In the entries that follow, find every line containing "vacance" and copy it.

╭─ MATERIAL SUPPLIED

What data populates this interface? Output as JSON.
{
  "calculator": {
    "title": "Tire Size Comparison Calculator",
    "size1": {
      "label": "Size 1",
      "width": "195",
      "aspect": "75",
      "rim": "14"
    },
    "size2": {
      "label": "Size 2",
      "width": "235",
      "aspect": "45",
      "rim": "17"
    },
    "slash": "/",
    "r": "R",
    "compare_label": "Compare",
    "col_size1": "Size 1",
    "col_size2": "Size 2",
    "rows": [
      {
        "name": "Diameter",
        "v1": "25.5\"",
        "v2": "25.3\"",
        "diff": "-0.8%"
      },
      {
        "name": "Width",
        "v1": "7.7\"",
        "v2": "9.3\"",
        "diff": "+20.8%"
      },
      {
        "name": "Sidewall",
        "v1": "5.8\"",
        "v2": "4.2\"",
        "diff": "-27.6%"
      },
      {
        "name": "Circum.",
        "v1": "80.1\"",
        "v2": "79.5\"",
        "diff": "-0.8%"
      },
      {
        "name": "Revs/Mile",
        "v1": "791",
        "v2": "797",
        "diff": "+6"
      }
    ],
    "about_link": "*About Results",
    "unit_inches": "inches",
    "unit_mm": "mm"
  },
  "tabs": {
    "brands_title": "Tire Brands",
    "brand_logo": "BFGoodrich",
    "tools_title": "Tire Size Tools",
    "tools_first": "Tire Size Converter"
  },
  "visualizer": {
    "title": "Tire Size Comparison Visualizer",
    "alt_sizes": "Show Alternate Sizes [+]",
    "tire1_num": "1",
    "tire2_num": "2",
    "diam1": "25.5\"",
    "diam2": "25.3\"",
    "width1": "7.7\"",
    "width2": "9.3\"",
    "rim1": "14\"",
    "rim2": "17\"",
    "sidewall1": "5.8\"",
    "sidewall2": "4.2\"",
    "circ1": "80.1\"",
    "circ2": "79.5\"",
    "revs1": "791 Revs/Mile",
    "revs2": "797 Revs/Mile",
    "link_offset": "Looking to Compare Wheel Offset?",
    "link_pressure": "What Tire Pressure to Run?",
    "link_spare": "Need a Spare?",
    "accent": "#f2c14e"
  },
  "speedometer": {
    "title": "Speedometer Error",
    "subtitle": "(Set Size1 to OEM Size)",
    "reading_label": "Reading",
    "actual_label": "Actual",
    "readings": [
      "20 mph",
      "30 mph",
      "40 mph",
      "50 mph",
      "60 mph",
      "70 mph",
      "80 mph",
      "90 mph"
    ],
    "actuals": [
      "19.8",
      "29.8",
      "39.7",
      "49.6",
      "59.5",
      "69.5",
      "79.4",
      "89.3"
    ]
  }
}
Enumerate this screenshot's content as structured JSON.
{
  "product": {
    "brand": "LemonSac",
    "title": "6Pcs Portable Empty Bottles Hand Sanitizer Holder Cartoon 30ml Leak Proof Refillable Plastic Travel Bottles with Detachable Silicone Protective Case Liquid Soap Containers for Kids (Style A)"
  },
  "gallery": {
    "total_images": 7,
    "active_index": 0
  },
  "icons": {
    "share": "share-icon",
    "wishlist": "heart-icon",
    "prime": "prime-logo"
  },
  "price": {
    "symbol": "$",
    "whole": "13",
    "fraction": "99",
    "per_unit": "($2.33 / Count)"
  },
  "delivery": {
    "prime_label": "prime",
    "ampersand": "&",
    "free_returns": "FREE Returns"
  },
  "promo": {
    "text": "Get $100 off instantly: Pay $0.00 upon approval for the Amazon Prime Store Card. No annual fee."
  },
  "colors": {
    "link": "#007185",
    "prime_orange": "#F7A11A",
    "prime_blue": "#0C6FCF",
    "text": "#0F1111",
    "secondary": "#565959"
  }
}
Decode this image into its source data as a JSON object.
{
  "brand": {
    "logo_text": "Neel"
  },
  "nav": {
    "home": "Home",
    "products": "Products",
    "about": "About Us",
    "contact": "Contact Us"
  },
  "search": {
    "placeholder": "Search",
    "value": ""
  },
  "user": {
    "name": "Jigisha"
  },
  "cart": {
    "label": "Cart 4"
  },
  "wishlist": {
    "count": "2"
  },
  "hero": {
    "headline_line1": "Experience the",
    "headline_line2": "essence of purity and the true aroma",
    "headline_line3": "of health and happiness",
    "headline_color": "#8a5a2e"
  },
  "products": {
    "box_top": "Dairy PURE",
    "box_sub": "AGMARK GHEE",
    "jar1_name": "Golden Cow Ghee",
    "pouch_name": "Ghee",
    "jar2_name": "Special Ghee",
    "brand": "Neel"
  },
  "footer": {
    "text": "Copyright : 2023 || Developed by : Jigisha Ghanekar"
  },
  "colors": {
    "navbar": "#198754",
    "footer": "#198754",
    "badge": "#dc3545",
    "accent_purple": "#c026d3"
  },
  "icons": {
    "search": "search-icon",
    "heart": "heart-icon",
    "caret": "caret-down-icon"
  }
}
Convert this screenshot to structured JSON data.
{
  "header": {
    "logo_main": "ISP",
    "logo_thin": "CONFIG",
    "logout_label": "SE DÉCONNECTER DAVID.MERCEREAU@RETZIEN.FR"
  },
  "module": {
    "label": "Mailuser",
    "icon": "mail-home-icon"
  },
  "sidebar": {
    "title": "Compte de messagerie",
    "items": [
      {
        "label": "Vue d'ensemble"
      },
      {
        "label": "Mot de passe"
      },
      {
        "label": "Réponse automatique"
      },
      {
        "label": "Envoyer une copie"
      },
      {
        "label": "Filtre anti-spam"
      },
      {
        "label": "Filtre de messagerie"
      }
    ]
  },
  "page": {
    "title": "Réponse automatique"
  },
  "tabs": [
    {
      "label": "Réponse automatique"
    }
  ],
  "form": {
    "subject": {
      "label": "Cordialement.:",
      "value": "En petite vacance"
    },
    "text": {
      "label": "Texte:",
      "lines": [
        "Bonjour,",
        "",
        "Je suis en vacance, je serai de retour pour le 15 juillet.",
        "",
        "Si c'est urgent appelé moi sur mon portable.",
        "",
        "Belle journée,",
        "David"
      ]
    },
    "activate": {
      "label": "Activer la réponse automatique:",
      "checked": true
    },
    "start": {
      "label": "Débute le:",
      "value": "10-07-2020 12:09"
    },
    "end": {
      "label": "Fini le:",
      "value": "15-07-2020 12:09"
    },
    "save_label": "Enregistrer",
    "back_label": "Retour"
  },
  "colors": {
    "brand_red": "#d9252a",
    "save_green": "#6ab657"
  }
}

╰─

• [SOLVED EXERCISE]:
      "value": "En petite vacance"
        "Je suis en vacance, je serai de retour pour le 15 juillet.",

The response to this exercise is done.